The Best Way to Get Rid of Garlic Mustard, an Invasive

The intent of the NC Native Plant Society Invasive Exotic Plant list is to rank exotic (alien, foreign, introduced, and non-indigenous) plants based on their invasive characteristics, to educate the public and resource managers, and to encourage early detection of invasive exotic species so that a rapid response can be implemented when needed Garlic mustard (Aliaria petiolata) is a cool-season biennial herbaceous plant first observed in the United States in the mid 1800s. It was introduced from Europe either accidentally or intentionally as a cooking herb. It is extremely tolerant of shaded conditions and is capable of establishing extensive, dense colonies in woodlands. In such situations, it out-competes and displaces native.

Controlling Wild Garlic - Getting Rid Of Wild Garlic In

How to Identify Edible Wild Onions - Field Garlic, Ramps

Human population growth, environmental alteration, and the vast increase in worldwide trade have created more opportunities for the introduction and spread of invasive species. Of the approximately 3,000 plant species known to occur in the wild in Ohio, about 75% are native (present before the time of substantial European settlement - around 1750) Invasive plants out-compete natives and take over native plants' habitats. They often emerge earlier in the spring and push natives out through fast reproduction. This limits habitat available for native wildlife and disrupts the food chain. One example is the invasive plant, garlic mustard

Invasive Species - Garlic MustardGarlic Mustard, Jack-By-The-Hedge, Sauce Alone - Eat TheWild Garlic LeavesAlliaria petiolata (Garlic Mustard): Minnesota WildflowersInvasive Plants Archives - Go Native Long IslandWeeds and parasitic plants

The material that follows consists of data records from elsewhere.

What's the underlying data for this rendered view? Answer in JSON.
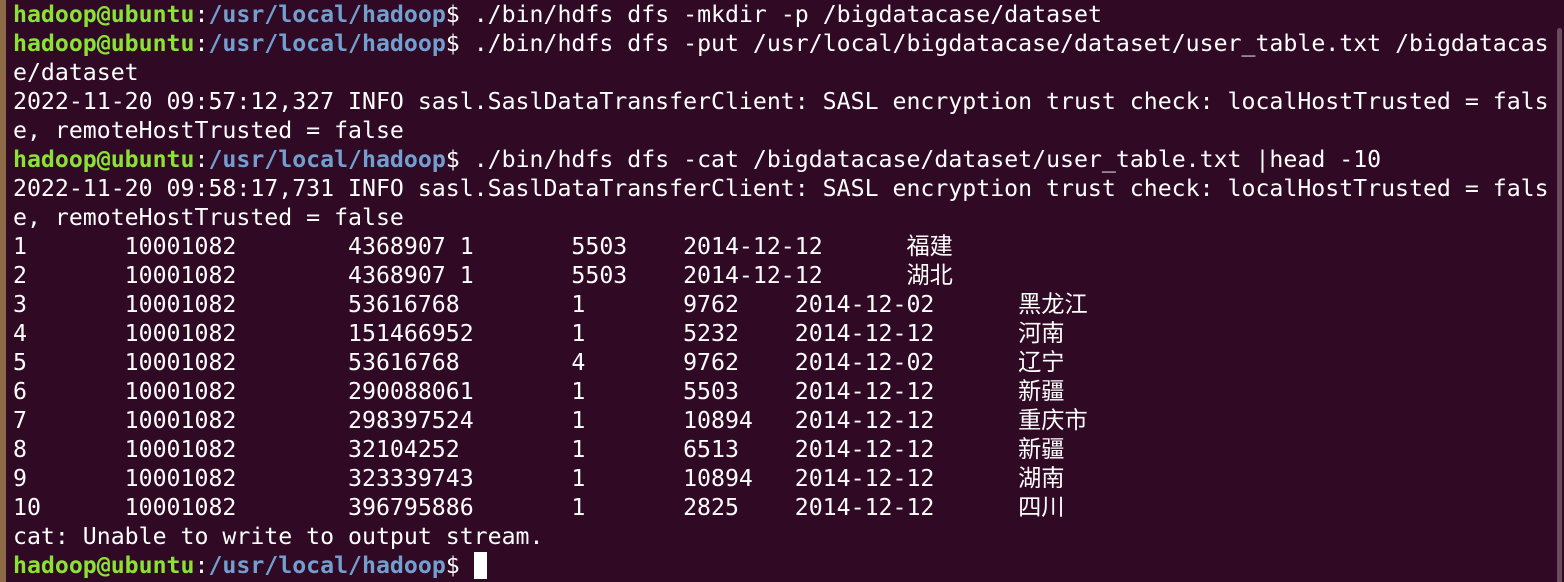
{
  "prompt": {
    "user": "hadoop@ubuntu",
    "colon": ":",
    "path": "/usr/local/hadoop",
    "dollar": "$"
  },
  "lines": [
    {
      "type": "prompt",
      "command": " ./bin/hdfs dfs -mkdir -p /bigdatacase/dataset"
    },
    {
      "type": "prompt",
      "command": " ./bin/hdfs dfs -put /usr/local/bigdatacase/dataset/user_table.txt /bigdatacas"
    },
    {
      "type": "text",
      "text": "e/dataset"
    },
    {
      "type": "text",
      "text": "2022-11-20 09:57:12,327 INFO sasl.SaslDataTransferClient: SASL encryption trust check: localHostTrusted = fals"
    },
    {
      "type": "text",
      "text": "e, remoteHostTrusted = false"
    },
    {
      "type": "prompt",
      "command": " ./bin/hdfs dfs -cat /bigdatacase/dataset/user_table.txt |head -10"
    },
    {
      "type": "text",
      "text": "2022-11-20 09:58:17,731 INFO sasl.SaslDataTransferClient: SASL encryption trust check: localHostTrusted = fals"
    },
    {
      "type": "text",
      "text": "e, remoteHostTrusted = false"
    },
    {
      "type": "text",
      "text": "1       10001082        4368907 1       5503    2014-12-12      福建"
    },
    {
      "type": "text",
      "text": "2       10001082        4368907 1       5503    2014-12-12      湖北"
    },
    {
      "type": "text",
      "text": "3       10001082        53616768        1       9762    2014-12-02      黑龙江"
    },
    {
      "type": "text",
      "text": "4       10001082        151466952       1       5232    2014-12-12      河南"
    },
    {
      "type": "text",
      "text": "5       10001082        53616768        4       9762    2014-12-02      辽宁"
    },
    {
      "type": "text",
      "text": "6       10001082        290088061       1       5503    2014-12-12      新疆"
    },
    {
      "type": "text",
      "text": "7       10001082        298397524       1       10894   2014-12-12      重庆市"
    },
    {
      "type": "text",
      "text": "8       10001082        32104252        1       6513    2014-12-12      新疆"
    },
    {
      "type": "text",
      "text": "9       10001082        323339743       1       10894   2014-12-12      湖南"
    },
    {
      "type": "text",
      "text": "10      10001082        396795886       1       2825    2014-12-12      四川"
    },
    {
      "type": "text",
      "text": "cat: Unable to write to output stream."
    },
    {
      "type": "prompt",
      "command": "",
      "cursor": true
    }
  ]
}
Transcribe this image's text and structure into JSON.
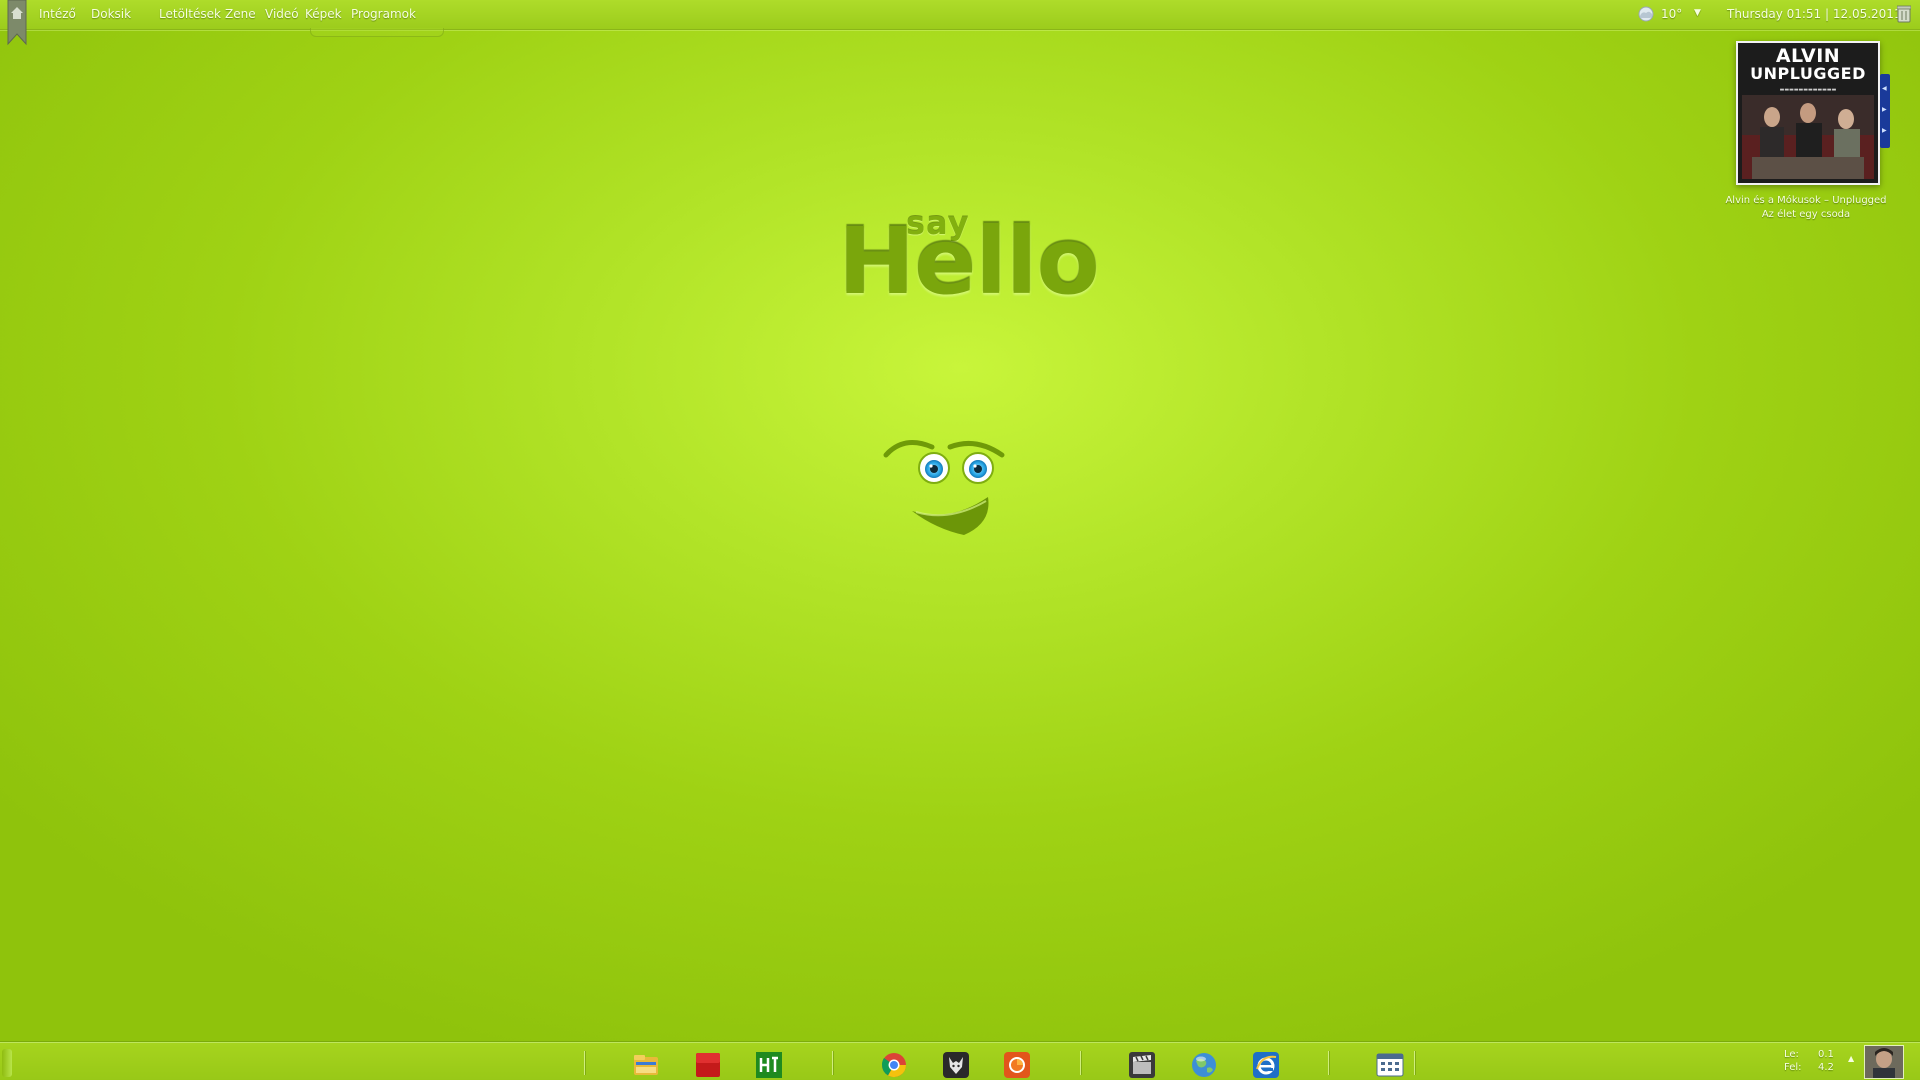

Wild onion and wild garlic are cool-season perennial weeds that grow from underground bulbs. These weeds resemble green onions or chives, and are closely related to the garlic and onions that we grow in our gardens. Wild garlic and onion thrive in a variety of soil conditions, including heavy and wet soil, and are both cold- and drought-hardy Appearance Alliaria petiolata is an herbaceous, biennial forb. First year plants are basal rosettes which bolt and flower in the second year. Plants can be easily recognized by a garlic odor that is present when any part of the plant is crushed [1] - Herbicides and Dates of Application for Control and Eradication of Wild Garlic (Allium vineale). E. Peters, R. Mckelvey. Weed Science, V30, Issue 5. September 1982, pp.557-560 [2] - Postemergence Control of Wild Garlic (Allium vineale) in Turfgrass. Ferguson et all. Weed Technology, V6 Issue 1. March 1992, p144-148 Wild Garlic Mustard is an invasive species that poses a severe threat to native plants and animals in our community. Plant Identification. Garlic mustard [Alliaria petiolata (Bieb.) Cavara and Grande] is a member of the mustard family (Brassicaceae). It is a biennial, a plant with a two-year life cycle, growing its first year as a seedling and.